While purists would rather watch their movies on a black-and-white portable TV than consider such a preposterous idea, this 'home cinema in a box' solution will suit home-cinema users who travel, as they can carry a complete cinema in one bag. It will also suit people who don't have the space to set up a dedicated home-cinema room, but still like being able to pull out a projector once a week to improve their movie experience. On these terms, the MovieTime is a wholly successful experiment, and its cause is certainly helped by being an all-round high quality product that sells for a very low price.
Whether by choice or necessity, the DV10 is a weird-looking projector. From the top, it's 'X'-like shape and rounded corners make it look distinctly UFO-like, and when the lid pops open, you half-expect little aliens to jump out and invade your living room. The white plastic casing is practical and it's clearly stealing a little of Apple's style, but the disc tray on the top feels as though it could snap off at any moment.
You may have everything you need for home cinema in one box, but the DV10 is a shade too large and heavy for our liking. The included case means that it isn't cumbersome to carry, but it's heavier than an average laptop. It's hardly a scientific test, but on the 20-minute walk home, we had to swap shoulders twice, and we were pretty tired when we got in.
Connectivity on the rear is good for both outputs and inputs. Most projectors don't need many outputs, but thanks to the integrated DVD player, there's an output for digital and analogue audio -- essential if you use home-cinema speakers. The fact that the DVD player is integrated into the main body means that you probably won't need to connect other equipment very often, but the VGA, S-video and composite connection will come in handy, plus there's an RGB Scart to VGA converter to use for a Freeview box or games console.
The remote control is too big, but it houses well laid-out buttons large enough that you can learn their location and use it in the dark of your home cinema. Having said that, it's a shame the buttons weren't given a lick of glow-in-the-dark paint, which is expected even on sub-£1,000 projectors. If you don't want to carry the remote around with you, everything you need can be found circling the DVD tray on the main unit itself.

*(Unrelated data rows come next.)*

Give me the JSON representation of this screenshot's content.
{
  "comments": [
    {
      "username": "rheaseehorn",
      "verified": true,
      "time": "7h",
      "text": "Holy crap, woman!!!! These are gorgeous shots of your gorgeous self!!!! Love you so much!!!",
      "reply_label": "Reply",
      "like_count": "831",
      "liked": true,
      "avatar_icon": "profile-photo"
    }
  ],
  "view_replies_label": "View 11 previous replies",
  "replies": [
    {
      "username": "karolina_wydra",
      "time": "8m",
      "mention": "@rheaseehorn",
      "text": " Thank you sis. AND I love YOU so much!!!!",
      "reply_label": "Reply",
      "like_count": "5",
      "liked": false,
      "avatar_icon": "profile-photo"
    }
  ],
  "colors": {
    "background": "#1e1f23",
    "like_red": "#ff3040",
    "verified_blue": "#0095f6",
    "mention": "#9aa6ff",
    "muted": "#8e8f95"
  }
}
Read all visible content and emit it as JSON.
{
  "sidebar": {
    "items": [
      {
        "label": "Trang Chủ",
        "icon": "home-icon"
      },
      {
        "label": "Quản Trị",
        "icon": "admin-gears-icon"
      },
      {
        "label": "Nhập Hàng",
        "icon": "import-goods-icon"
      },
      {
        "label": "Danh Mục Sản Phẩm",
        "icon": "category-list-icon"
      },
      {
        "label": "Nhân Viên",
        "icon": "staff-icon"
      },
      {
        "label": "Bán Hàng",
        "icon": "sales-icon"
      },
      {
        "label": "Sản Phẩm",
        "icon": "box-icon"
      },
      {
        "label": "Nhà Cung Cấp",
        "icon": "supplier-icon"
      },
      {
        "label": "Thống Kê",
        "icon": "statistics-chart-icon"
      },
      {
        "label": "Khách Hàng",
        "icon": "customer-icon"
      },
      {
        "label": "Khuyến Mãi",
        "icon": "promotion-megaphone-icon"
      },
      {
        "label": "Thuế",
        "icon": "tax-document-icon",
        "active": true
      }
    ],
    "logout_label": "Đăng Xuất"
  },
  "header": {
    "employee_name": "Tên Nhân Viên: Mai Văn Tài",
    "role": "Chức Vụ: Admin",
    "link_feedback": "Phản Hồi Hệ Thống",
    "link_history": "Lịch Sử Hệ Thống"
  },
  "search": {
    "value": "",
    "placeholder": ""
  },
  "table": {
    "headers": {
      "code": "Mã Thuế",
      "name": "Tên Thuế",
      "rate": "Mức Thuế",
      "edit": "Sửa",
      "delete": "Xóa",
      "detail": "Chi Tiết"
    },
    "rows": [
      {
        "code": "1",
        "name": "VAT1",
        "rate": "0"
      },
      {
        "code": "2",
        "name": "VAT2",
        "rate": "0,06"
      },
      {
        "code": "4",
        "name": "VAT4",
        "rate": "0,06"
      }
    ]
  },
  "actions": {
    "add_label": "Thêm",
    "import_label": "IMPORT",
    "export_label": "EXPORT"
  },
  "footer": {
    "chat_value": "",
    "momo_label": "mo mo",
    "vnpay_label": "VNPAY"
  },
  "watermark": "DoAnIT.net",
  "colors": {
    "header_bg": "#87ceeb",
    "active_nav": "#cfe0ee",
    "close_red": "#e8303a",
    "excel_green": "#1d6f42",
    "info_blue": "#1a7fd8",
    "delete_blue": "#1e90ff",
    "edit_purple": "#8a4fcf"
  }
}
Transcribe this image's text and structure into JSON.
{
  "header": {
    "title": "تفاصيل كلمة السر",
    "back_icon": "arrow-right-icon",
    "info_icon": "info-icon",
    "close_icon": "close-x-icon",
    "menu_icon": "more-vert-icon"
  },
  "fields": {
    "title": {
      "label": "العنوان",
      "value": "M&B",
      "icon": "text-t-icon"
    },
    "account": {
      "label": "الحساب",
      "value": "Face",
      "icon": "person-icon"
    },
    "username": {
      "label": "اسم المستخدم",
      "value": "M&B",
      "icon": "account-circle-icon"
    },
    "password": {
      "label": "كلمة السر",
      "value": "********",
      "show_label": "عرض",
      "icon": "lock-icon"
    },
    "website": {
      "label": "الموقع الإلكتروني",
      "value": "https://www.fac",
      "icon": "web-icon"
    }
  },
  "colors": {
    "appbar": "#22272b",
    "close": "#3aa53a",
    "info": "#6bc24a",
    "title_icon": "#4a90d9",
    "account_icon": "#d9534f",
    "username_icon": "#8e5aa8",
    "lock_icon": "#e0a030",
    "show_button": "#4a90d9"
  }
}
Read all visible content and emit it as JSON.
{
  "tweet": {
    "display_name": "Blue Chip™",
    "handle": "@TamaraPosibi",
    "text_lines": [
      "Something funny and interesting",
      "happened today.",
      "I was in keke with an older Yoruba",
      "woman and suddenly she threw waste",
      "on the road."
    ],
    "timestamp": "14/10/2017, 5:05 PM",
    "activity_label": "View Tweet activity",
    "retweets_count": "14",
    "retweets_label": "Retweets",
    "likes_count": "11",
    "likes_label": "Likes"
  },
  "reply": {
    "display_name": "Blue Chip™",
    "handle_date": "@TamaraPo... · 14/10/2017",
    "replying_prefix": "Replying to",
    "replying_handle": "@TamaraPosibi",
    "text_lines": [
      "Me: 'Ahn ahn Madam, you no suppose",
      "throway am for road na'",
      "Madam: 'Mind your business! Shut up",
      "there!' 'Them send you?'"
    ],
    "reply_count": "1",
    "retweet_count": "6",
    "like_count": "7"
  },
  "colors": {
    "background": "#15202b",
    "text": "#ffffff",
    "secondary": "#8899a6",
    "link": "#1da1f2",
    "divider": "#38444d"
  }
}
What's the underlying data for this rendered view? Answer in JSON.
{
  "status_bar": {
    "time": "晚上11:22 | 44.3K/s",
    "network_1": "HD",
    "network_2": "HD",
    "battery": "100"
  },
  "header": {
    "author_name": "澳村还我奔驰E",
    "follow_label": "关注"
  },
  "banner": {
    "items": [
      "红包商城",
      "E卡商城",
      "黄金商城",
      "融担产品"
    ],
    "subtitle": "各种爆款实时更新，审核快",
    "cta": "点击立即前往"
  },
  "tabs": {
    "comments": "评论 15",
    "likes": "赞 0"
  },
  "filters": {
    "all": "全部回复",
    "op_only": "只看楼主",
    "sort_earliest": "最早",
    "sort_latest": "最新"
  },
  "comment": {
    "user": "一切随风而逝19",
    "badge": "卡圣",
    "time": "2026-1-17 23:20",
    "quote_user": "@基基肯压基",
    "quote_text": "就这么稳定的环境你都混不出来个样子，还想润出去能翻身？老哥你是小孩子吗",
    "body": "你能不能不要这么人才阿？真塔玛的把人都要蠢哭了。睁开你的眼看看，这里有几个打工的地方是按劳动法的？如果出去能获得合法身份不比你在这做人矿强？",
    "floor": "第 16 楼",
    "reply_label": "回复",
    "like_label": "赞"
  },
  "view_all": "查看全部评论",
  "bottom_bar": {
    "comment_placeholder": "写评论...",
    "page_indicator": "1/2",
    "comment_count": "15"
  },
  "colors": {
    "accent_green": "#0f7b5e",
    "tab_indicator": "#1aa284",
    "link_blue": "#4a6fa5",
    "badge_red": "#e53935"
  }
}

If it's advanced connectivity you're after, be advised that there are no component inputs -- although it's only DVD players that would use them anyway. If you're living in a super-cool networked home, you'll be able to use the RS-232 input. This allows you to wire the projector into a home automation system so that you can hit 'Go Cinema' on a keypad somewhere and everything will snap into gear. The irony is that one keypad from Crestron or AMX is likely to cost you substantially more than this projector, but it's always an option in case you win the lottery. There's also a USB input on the back. It isn't covered in the instructions, but we presume it's for a service upgrade.